Some varieties are best started indoors because you have more control over the growing conditions. If you are a gardener in an area with a short growing season, starting seeds indoors extends your gardening season, allowing you to grow varieties that require longer growing times.
Containers and trays: Almost any container can be used to start seeds including milk or egg cartons, yogurt cups, or plastic berry trays. When reusing any container, it should be cleaned and sanitized and have holes that allow excess water to drain. For easy transplanting, try sowing seed in a paperboard or pulp pot— a biodegradable pot that can be planted directly into the garden. This saves you time and minimizes root damage to your seedling.
Media: A high-quality seed-starting mix, a type of growing media, is loose and lightweight yet holds moisture and is free from sticks and bark. Avoid potting soil mixes or soil from your garden that may have bugs, weeds, or diseases that can affect germination. Thoroughly moisten media before filling your container.
Moisture: Covering your containers with a clear lid or clear plastic wrap helps retain moisture and increase humidity during germination. After your seedlings emerge, remove the cover. A spray bottle or mister is a great way to keep growing media moist without damage to seeds and young seedlings. Check regularly to prevent seeds and seedlings from drying out.
Temperature: Optimal media temperatures for seeds to germinate will vary for each variety. Once the seeds germinate, room temperature of 70°–75°F will help the seedlings grow best. Warm season plants such as tomatoes, eggplants, and peppers appreciate warmer soil conditions and may benefit from the use of a special heat mat when sown indoors.
Light: For best growth, seedlings need at least 16 hours of light per day. Even your sunniest window may not supply enough light to grow strong plants. To provide adequate light, we recommend using a shop light with a mix of cool and warm white fluorescent bulbs placed 1–2 inches above the seedlings. You could also purchase special grow lights. To make it easier, plug your lights into a timer that is set to turn on and off automatically.
Circulation: Air circulation around seedlings can help prevent disease problems while strengthening seedlings. A fan on low setting will create the needed airflow.
Fertilizer: A water-soluble fertilizer may be used when seedlings have at least two sets of true leaves. Check the label for the recommended rate to mix for seedlings and transplants.
Hardening off: This is the final step before planting your seedlings into the garden. It is a 1 to 2 week transition period that helps the tender seedlings adjust to outdoor conditions, including exposure to direct sunlight, wind, and changes in temperature.
On the first day, put seedlings in a protected location out of direct sun and wind. Leave them outdoors for 1 to 2 hours then bring them back indoors. Each day, leave them outdoors longer and gradually move them into more exposed areas. Make sure to frequently check the soil moisture.
Enjoying Your Garden
The harvesting section inside our herb and vegetable packets provides a guideline to help you pick at the right time for the best flavor. We also include information on how to store herbs and vegetables, along with serving suggestions and delicious recipes.
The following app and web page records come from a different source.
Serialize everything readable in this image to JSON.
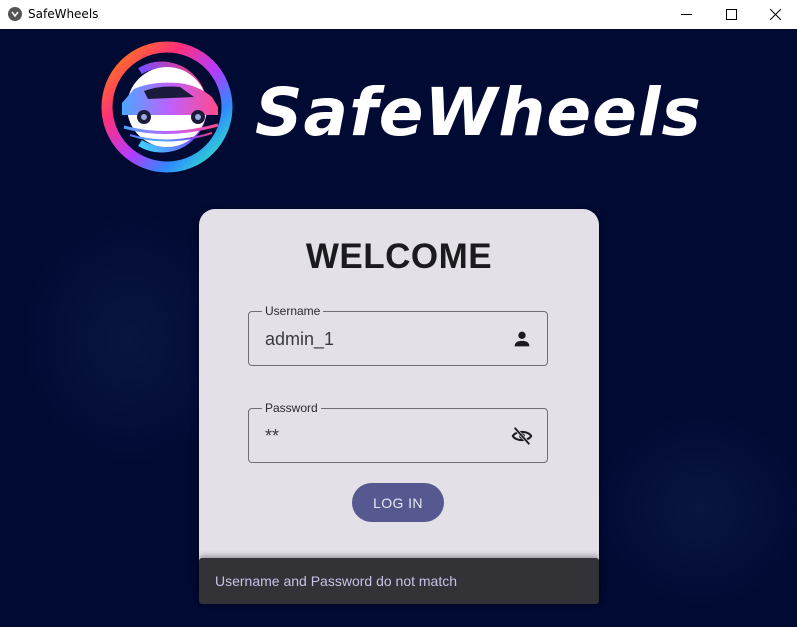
{
  "window": {
    "title": "SafeWheels",
    "controls": [
      "minimize-icon",
      "maximize-icon",
      "close-icon"
    ]
  },
  "brand": {
    "name": "SafeWheels",
    "logo": "car-ring-logo"
  },
  "login_card": {
    "heading": "WELCOME",
    "username": {
      "label": "Username",
      "value": "admin_1",
      "icon": "person-icon"
    },
    "password": {
      "label": "Password",
      "value": "**",
      "icon": "eye-off-icon"
    },
    "login_button": "LOG IN"
  },
  "snackbar": {
    "message": "Username and Password do not match"
  },
  "colors": {
    "background": "#010a33",
    "card": "#e3e0e8",
    "button": "#55598f",
    "snackbar": "#333236",
    "snackbar_text": "#c9c2e8"
  }
}
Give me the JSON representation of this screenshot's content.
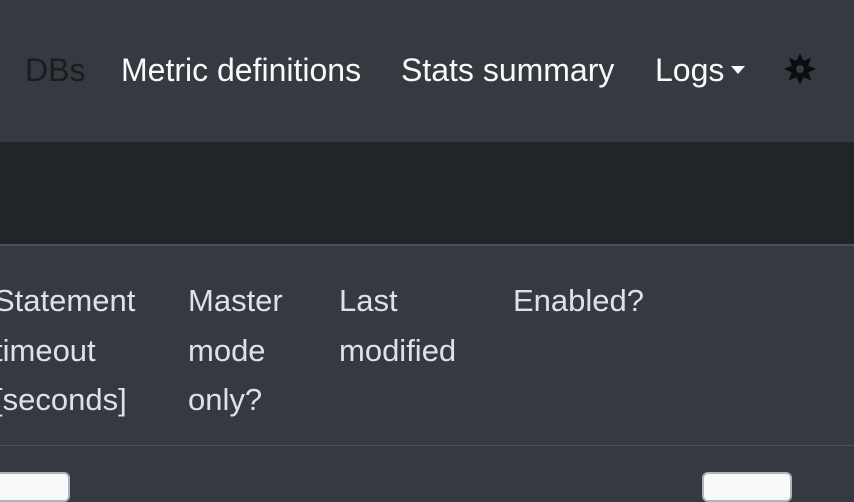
{
  "navbar": {
    "items": [
      {
        "label": "DBs"
      },
      {
        "label": "Metric definitions"
      },
      {
        "label": "Stats summary"
      },
      {
        "label": "Logs"
      }
    ],
    "theme_toggle_icon": "sun-icon"
  },
  "table": {
    "headers": [
      {
        "lines": [
          "Statement",
          "timeout",
          "[seconds]"
        ]
      },
      {
        "lines": [
          "Master",
          "mode",
          "only?"
        ]
      },
      {
        "lines": [
          "Last",
          "modified"
        ]
      },
      {
        "lines": [
          "Enabled?"
        ]
      }
    ]
  },
  "colors": {
    "navbar_bg": "#343a40",
    "band_bg": "#212529",
    "text_light": "#f8f9fa",
    "active_link": "#1a1d20"
  }
}
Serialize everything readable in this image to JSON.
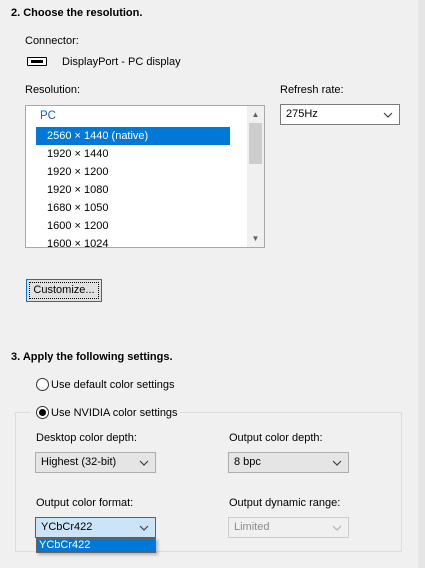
{
  "section2": {
    "title": "2. Choose the resolution.",
    "connector_label": "Connector:",
    "connector_value": "DisplayPort - PC display",
    "resolution_label": "Resolution:",
    "refresh_label": "Refresh rate:",
    "refresh_value": "275Hz",
    "list_group": "PC",
    "resolutions": [
      "2560 × 1440 (native)",
      "1920 × 1440",
      "1920 × 1200",
      "1920 × 1080",
      "1680 × 1050",
      "1600 × 1200",
      "1600 × 1024"
    ],
    "customize_label": "Customize..."
  },
  "section3": {
    "title": "3. Apply the following settings.",
    "radio_default": "Use default color settings",
    "radio_nvidia": "Use NVIDIA color settings",
    "desktop_depth_label": "Desktop color depth:",
    "desktop_depth_value": "Highest (32-bit)",
    "output_depth_label": "Output color depth:",
    "output_depth_value": "8 bpc",
    "output_format_label": "Output color format:",
    "output_format_value": "YCbCr422",
    "output_range_label": "Output dynamic range:",
    "output_range_value": "Limited",
    "dropdown_option": "YCbCr422"
  }
}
Flower packets provide information on using plants in the landscape and in your home as fresh or dried arrangements.
Gardening from seed is very rewarding. We hope that every packet of Botanical Interests seed will further inspire and educate the gardener in you.